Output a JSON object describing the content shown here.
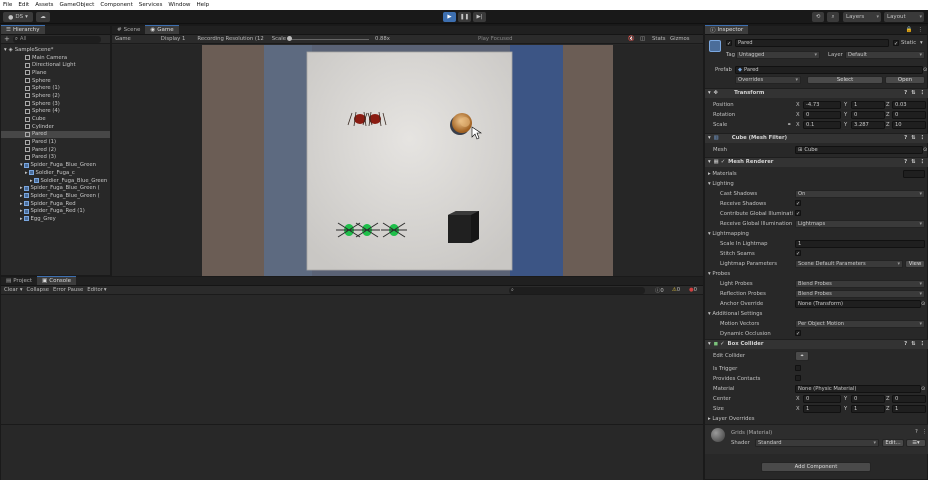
{
  "menu": [
    "File",
    "Edit",
    "Assets",
    "GameObject",
    "Component",
    "Services",
    "Window",
    "Help"
  ],
  "toolbar": {
    "account": "DS",
    "layers": "Layers",
    "layout": "Layout"
  },
  "hierarchy": {
    "tab": "Hierarchy",
    "search_hint": "All",
    "scene": "SampleScene*",
    "items": [
      "Main Camera",
      "Directional Light",
      "Plane",
      "Sphere",
      "Sphere (1)",
      "Sphere (2)",
      "Sphere (3)",
      "Sphere (4)",
      "Cube",
      "Cylinder",
      "Pared",
      "Pared (1)",
      "Pared (2)",
      "Pared (3)",
      "Spider_Fuga_Blue_Green",
      "Soldier_Fuga_c",
      "Soldier_Fuga_Blue_Green",
      "Spider_Fuga_Blue_Green (",
      "Spider_Fuga_Blue_Green (",
      "Spider_Fuga_Red",
      "Spider_Fuga_Red (1)",
      "Egg_Grey"
    ],
    "selected": "Pared"
  },
  "game": {
    "tabs": [
      "Scene",
      "Game"
    ],
    "active_tab": "Game",
    "view": "Game",
    "display": "Display 1",
    "resolution": "Recording Resolution (12",
    "scale_label": "Scale",
    "scale_value": "0.88x",
    "play_focused": "Play Focused",
    "stats": "Stats",
    "gizmos": "Gizmos"
  },
  "console": {
    "tabs": [
      "Project",
      "Console"
    ],
    "active_tab": "Console",
    "clear": "Clear",
    "collapse": "Collapse",
    "error_pause": "Error Pause",
    "editor": "Editor",
    "counts": [
      "0",
      "0",
      "0"
    ]
  },
  "inspector": {
    "tab": "Inspector",
    "object_name": "Pared",
    "static_label": "Static",
    "tag_label": "Tag",
    "tag": "Untagged",
    "layer_label": "Layer",
    "layer": "Default",
    "prefab_label": "Prefab",
    "prefab": "Pared",
    "overrides": "Overrides",
    "select": "Select",
    "open": "Open",
    "transform": {
      "title": "Transform",
      "position_label": "Position",
      "position": [
        "-4.73",
        "1",
        "0.03"
      ],
      "rotation_label": "Rotation",
      "rotation": [
        "0",
        "0",
        "0"
      ],
      "scale_label": "Scale",
      "scale": [
        "0.1",
        "3.287",
        "10"
      ]
    },
    "mesh_filter": {
      "title": "Cube (Mesh Filter)",
      "mesh_label": "Mesh",
      "mesh": "Cube"
    },
    "mesh_renderer": {
      "title": "Mesh Renderer",
      "materials": "Materials",
      "lighting": "Lighting",
      "cast_shadows_label": "Cast Shadows",
      "cast_shadows": "On",
      "receive_shadows_label": "Receive Shadows",
      "contribute_gi_label": "Contribute Global Illuminati",
      "receive_gi_label": "Receive Global Illumination",
      "receive_gi": "Lightmaps",
      "lightmapping": "Lightmapping",
      "scale_in_lightmap_label": "Scale In Lightmap",
      "scale_in_lightmap": "1",
      "stitch_seams_label": "Stitch Seams",
      "lightmap_params_label": "Lightmap Parameters",
      "lightmap_params": "Scene Default Parameters",
      "view": "View",
      "probes": "Probes",
      "light_probes_label": "Light Probes",
      "light_probes": "Blend Probes",
      "reflection_probes_label": "Reflection Probes",
      "reflection_probes": "Blend Probes",
      "anchor_override_label": "Anchor Override",
      "anchor_override": "None (Transform)",
      "additional": "Additional Settings",
      "motion_vectors_label": "Motion Vectors",
      "motion_vectors": "Per Object Motion",
      "dynamic_occlusion_label": "Dynamic Occlusion"
    },
    "box_collider": {
      "title": "Box Collider",
      "edit_collider": "Edit Collider",
      "is_trigger": "Is Trigger",
      "provides_contacts": "Provides Contacts",
      "material_label": "Material",
      "material": "None (Physic Material)",
      "center_label": "Center",
      "center": [
        "0",
        "0",
        "0"
      ],
      "size_label": "Size",
      "size": [
        "1",
        "1",
        "1"
      ],
      "layer_overrides": "Layer Overrides"
    },
    "material": {
      "name": "Grids (Material)",
      "shader_label": "Shader",
      "shader": "Standard",
      "edit": "Edit..."
    },
    "add_component": "Add Component"
  }
}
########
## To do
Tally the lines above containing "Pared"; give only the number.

## Final answer
7